The future of work is once again a business-critical question. COVID-19 has been a pivotal event in reshaping not just where we work, how we work or who we work with, but what works. No team has had a larger hand in this rapid shift than the technology team. Technology leaders therefore now have the responsibility of protecting their businesses and nurturing a different company altogether through the crisis. Their priorities pre-COVID19 were to maintain a productive workforce, a secure system and an agile culture. Have those changed in the weeks and months since? To understand how these technology leaders are leading in a time of crisis we committed to asking them.
Throughout the series HotTopics.ht has learned much about the state of the industry immediately after a near-global shutdown. From Bourne Leisure’s Guy Mason it was clear that certain sectors were faring better than others—Bourne sits in the UK’s holiday sector, and for Guy the priority was a secure workforce and a triage of his technology projects.
Next, Wellcome Trust’s Eileen Jennings-Brown mused on the nuances of working from home in a pandemic.

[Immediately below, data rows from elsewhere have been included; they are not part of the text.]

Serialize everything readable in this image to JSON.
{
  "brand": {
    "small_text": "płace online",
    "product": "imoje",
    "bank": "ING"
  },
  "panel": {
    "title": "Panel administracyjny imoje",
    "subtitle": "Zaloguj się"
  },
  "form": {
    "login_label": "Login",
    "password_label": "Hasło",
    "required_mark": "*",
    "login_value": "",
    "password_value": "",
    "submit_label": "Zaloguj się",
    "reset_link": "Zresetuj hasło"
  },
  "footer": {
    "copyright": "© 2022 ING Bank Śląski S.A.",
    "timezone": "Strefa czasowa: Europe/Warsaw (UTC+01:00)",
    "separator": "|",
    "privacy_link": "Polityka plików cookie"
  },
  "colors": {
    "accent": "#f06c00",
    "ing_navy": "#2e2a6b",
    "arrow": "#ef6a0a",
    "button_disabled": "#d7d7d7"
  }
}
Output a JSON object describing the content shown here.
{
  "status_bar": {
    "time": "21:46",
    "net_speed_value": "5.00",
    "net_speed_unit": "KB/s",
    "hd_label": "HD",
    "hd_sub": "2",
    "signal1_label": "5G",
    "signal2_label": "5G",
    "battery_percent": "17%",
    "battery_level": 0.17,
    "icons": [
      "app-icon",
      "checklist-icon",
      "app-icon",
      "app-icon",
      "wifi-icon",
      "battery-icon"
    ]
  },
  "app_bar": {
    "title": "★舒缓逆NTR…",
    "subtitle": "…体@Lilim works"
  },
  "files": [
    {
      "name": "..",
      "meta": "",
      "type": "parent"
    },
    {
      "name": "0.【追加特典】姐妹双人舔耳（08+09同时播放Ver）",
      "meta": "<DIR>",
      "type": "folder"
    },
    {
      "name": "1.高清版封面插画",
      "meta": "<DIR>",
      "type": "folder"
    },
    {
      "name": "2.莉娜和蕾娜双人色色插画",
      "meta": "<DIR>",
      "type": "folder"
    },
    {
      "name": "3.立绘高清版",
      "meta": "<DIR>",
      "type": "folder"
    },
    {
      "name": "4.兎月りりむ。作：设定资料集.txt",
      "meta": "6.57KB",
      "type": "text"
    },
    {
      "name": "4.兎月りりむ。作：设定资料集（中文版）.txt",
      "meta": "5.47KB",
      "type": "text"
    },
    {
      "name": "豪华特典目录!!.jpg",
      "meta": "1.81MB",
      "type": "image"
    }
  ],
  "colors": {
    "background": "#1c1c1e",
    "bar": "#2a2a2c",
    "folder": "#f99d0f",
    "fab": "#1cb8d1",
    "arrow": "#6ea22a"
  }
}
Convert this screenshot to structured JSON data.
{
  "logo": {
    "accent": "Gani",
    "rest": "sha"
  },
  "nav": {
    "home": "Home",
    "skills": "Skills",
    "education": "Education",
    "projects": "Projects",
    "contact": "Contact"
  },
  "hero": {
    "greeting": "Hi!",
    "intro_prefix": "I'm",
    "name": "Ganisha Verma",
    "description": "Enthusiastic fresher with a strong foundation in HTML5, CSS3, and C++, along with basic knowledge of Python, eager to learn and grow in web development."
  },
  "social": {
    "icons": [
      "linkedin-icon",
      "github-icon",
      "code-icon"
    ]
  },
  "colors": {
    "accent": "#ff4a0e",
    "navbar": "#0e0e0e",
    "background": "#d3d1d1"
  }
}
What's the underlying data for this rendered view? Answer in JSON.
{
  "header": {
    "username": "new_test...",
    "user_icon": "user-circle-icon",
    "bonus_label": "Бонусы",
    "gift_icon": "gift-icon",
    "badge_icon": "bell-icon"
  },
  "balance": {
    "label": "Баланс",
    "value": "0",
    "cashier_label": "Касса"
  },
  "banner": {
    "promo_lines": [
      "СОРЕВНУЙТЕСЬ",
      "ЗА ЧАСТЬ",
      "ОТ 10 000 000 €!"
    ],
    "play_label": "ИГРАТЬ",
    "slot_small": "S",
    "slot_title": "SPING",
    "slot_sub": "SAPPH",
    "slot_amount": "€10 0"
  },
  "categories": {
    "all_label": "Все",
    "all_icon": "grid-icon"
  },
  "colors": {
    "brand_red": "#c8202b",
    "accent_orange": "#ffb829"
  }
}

What works? Her style of leadership is hands-off and she espoused a vision where people empowered themselves in a remote working environment. Cathy Mulligan of Fujitsu also added her view from a wider perspective: as a visiting researcher at UCL and Imperial College’s DataNet CTO, not to mention a Blockchain Fellow at the World Economic Forum, her vision for the industry was cultural in its ambition. “Beyond productivity, employee contribution will be the guiding principle for businesses,” she said.
The Hut Group’s Joanna Drake sits in a far rosier position. The e-commerce industry is well crafted to adapt quickly to market changes because of its digital-first make-up; The Hut Group itself is one of Europe’s leading players in the space and is seeing remarkable growth, even during lockdown. Joanna put it to applying agile principles even as far back as two years ago.
These were just the start of four fascinating interviews with technology leaders and their experiences navigating the tricky waters of lockdown and industry disruption. Plenty more covered the complexities of investment, culture, leadership and change. Jesper Frederiksen, Okta’s VP and GM, EMEA, has oversight of these, as his organization partners with companies to capitalize on their investments, making him well placed to debate a number of these insights.
Upon reflection, does he agree with the aforementioned views?
“It’s interesting to hear Guy [Mason] is limiting change at Bourne, because from where I’m sat, there is much change on the horizon. New technologies, applications, collaborative tools—these are all being implemented by change leaders to help their organizations survive the year,” Jesper said.
It’s true that certain CIOs are behaving more cautiously than others, but when it comes to leadership, Eileen Jennings-Brown is not. He reflected on her belief that working from home is the future but “needs tighter definition” with some hard facts.
“Eileen raises a good point: working from home is only working when done right. We conducted a far-reaching survey of remote workers in different industries. Around 24% of remote workers said they couldn’t access the software they need to fulfil their jobs, on average.
“That figure rises to 41% for retail staff. It’s a challenge for the technology function,” he added.
Frederiksen then had opportunities to reflect on Cathy Mulligan’s experiences.
“One of digital’s next challenges is working to create those interactions in a remote working context so individuals feel they have the capability to contribute,” she said.
The other challenge for technology leaders is what Mulligan calls the “hybrid workforce”.
“In the last three months we’ve had to transform to the same effect as the last two years. What was impossible suddenly became necessary; staff are now implicitly trusted to work from home. What does that mean for the future of work? It means some staff working permanently in the office, some permanently at home and still others a blend of the two.”
The increasingly pastoral care of technology leaders is front of mind for Okta’s EMEA GM, too, as he noted the proliferation of applications entering the market to help CIOs manage their teams with empathy.
Finally, Okta and The Hut Group have a long history as partners. They’ve worked together to help secure the latter’s widespread acquisition of new companies and well as onboarding of new talent. And Okta has been a key technology aid for the e-commerce platform as it has scaled over the last five years.
The future of work, Frederiksen says during the course of the interview, is at best exciting and at worst disruptive. Covid-19 has catalysed or accelerated many of the changes technology teams, and wider, are experiencing right now. And it’s up to its leaders to learn fast and move faster. Productive, agile and secure workforces are still required, he asserts, but how you make them has changed forever.
To watch the full interview and listen to Jesper Frederiksen’s insights, experiences and reflections in full, click here.